What exactly are shin splints (medial stress overload)?

In 2004, Bruckner and Kahn clinically described shin splints as “the accumulation of excessive force through the medial aspect of the shin, which in turn causes pain, inflammation and stress reactions through the leg. (Bruckner & Kahn 2004)

Shin splints or lower leg pain is often occurs when an individual starts to involve themselves in endurance based activities or tasks that require them to perform the same movement of an ankle joint.  Shin splints are commonly found in runners that have been running for long periods of time or those that have taken up running again after a period of rest and lost conditioning through their lower limb structures.

Anatomically, within the lower leg we have a major shin bone named the tibia.  This bone provides points of attachments for many of the muscles in the lower leg, one of these is the tibialis posterior muscle which attaches to the posterior medial aspect of the tibia and passes down along the length of the bone, wrapping around the medial malleolus and coming in to attach to the cuboid and the second, third and fourth metatarsals.  Structurally it forms parts of the medial and longitudinal arches of the foot.  Weakness or instability through this area of the foot can lead to over pronation and an increase in stress to the inner portion of the leg.

How do shin splints occur?

Shin splints can be caused through both structural and functional imbalances.  This places stress through the medial aspect of the leg, extending from as far from the inside of the knee to the inside of the ankle bone.

Finding relief from your symptoms

The best way to relieve the pain from shin splints is to:

  • Rest from activity of aggravation
  • Apply ice to the direct area – don’t be afraid to slide the ice pack up and down through the inside of the leg
  • Release restriction through the surrounding muscles
  • Wearing compression stockings to help with lymphatic flow
  • Taping of the foot to reduce load through the inside of the leg (if needed)
  • Taping of the calf muscle (pulling the medial aspect of the closer to the shin bone – this aims to take the pull away from the outer lining of the bone in which the muscle attaches to.)

How to stop shin splints from occurring
In order to prevent your symptoms from occurring there are often biomechanical changes/interventions your body must undertake, such as:

  • Strengthening of the arch of the foot
  • Increasing hamstring strength
  • Addressing the position of the heel
  • Increasing calf flexibility
  • Increasing inside quad strength

If your condition is deemed to be structural then the use of orthotics may be indicated in order to improve your alignment.  This in turn will allow for greater chance of gluteal and hamstring activation.

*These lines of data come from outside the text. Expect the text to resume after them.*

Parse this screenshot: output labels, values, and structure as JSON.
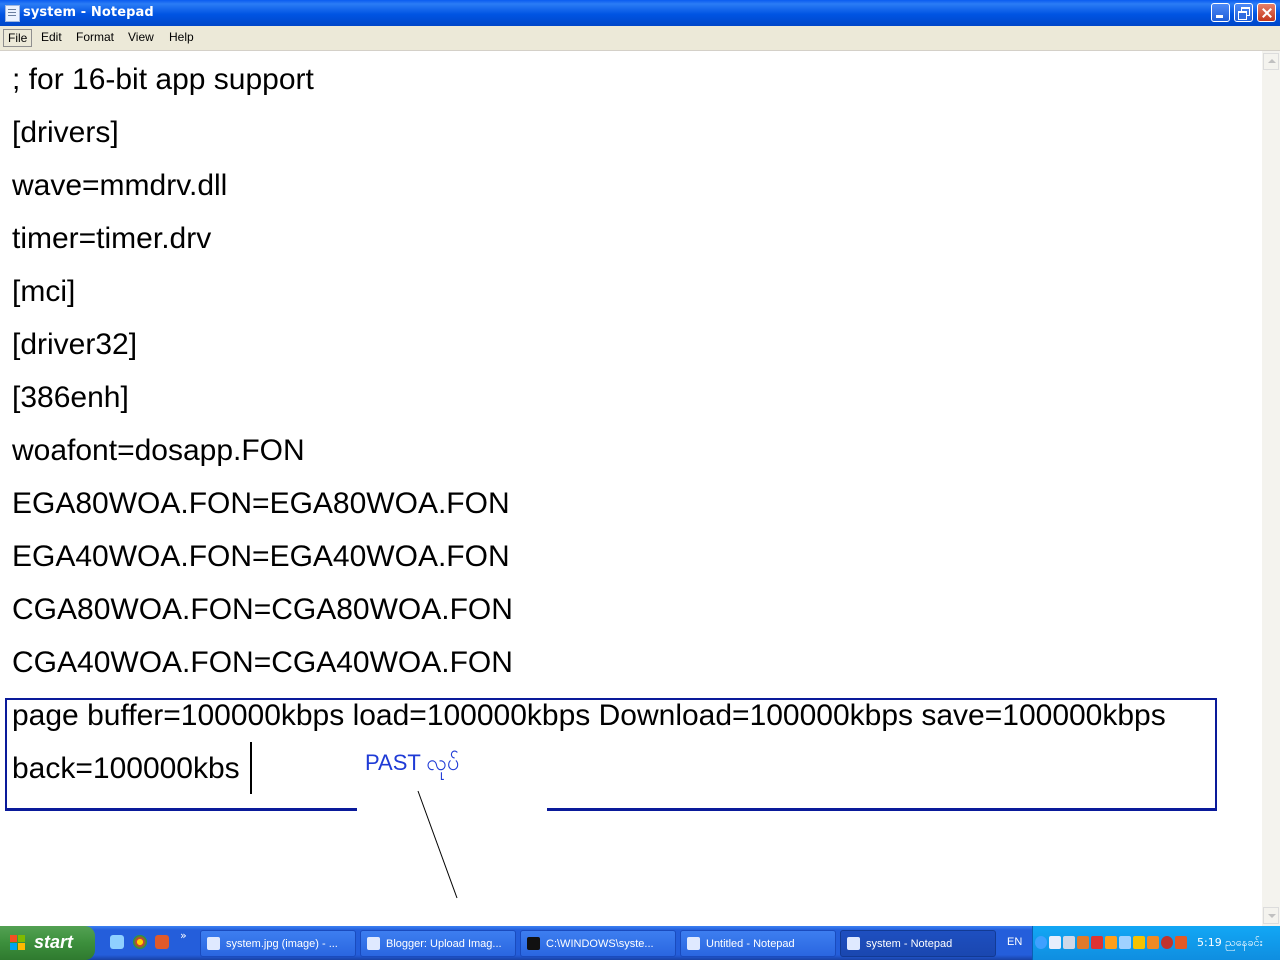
{
  "window": {
    "title": "system - Notepad"
  },
  "menu": [
    "File",
    "Edit",
    "Format",
    "View",
    "Help"
  ],
  "editor": {
    "lines": [
      "; for 16-bit app support",
      "[drivers]",
      "wave=mmdrv.dll",
      "timer=timer.drv",
      "[mci]",
      "[driver32]",
      "[386enh]",
      "woafont=dosapp.FON",
      "EGA80WOA.FON=EGA80WOA.FON",
      "EGA40WOA.FON=EGA40WOA.FON",
      "CGA80WOA.FON=CGA80WOA.FON",
      "CGA40WOA.FON=CGA40WOA.FON",
      "page buffer=100000kbps load=100000kbps Download=100000kbps save=100000kbps",
      "back=100000kbs"
    ]
  },
  "annotation": {
    "text": "PAST လုပ်",
    "color": "#0a1a9a"
  },
  "taskbar": {
    "start_label": "start",
    "quicklaunch_more": "»",
    "tasks": [
      {
        "label": "system.jpg (image) - ...",
        "icon": "ie-icon"
      },
      {
        "label": "Blogger: Upload Imag...",
        "icon": "ie-icon"
      },
      {
        "label": "C:\\WINDOWS\\syste...",
        "icon": "cmd-icon"
      },
      {
        "label": "Untitled - Notepad",
        "icon": "notepad-icon"
      },
      {
        "label": "system - Notepad",
        "icon": "notepad-icon",
        "active": true
      }
    ],
    "lang": "EN",
    "clock": "5:19 ညနေခင်း"
  }
}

A Myotherapist can assess you, develop an appropriate treatment plan and regularly monitor your condition to ensure you gain relief from your symptoms and prevent them from returning.  So if you are suffering lower leg pain and would like to find out how Myotherapy can help you find relief, call Brighton Wellness Group on 03 9596 9930 to book an appointment.

To learn more about Myotherapy, click here.


Category: Myotherapy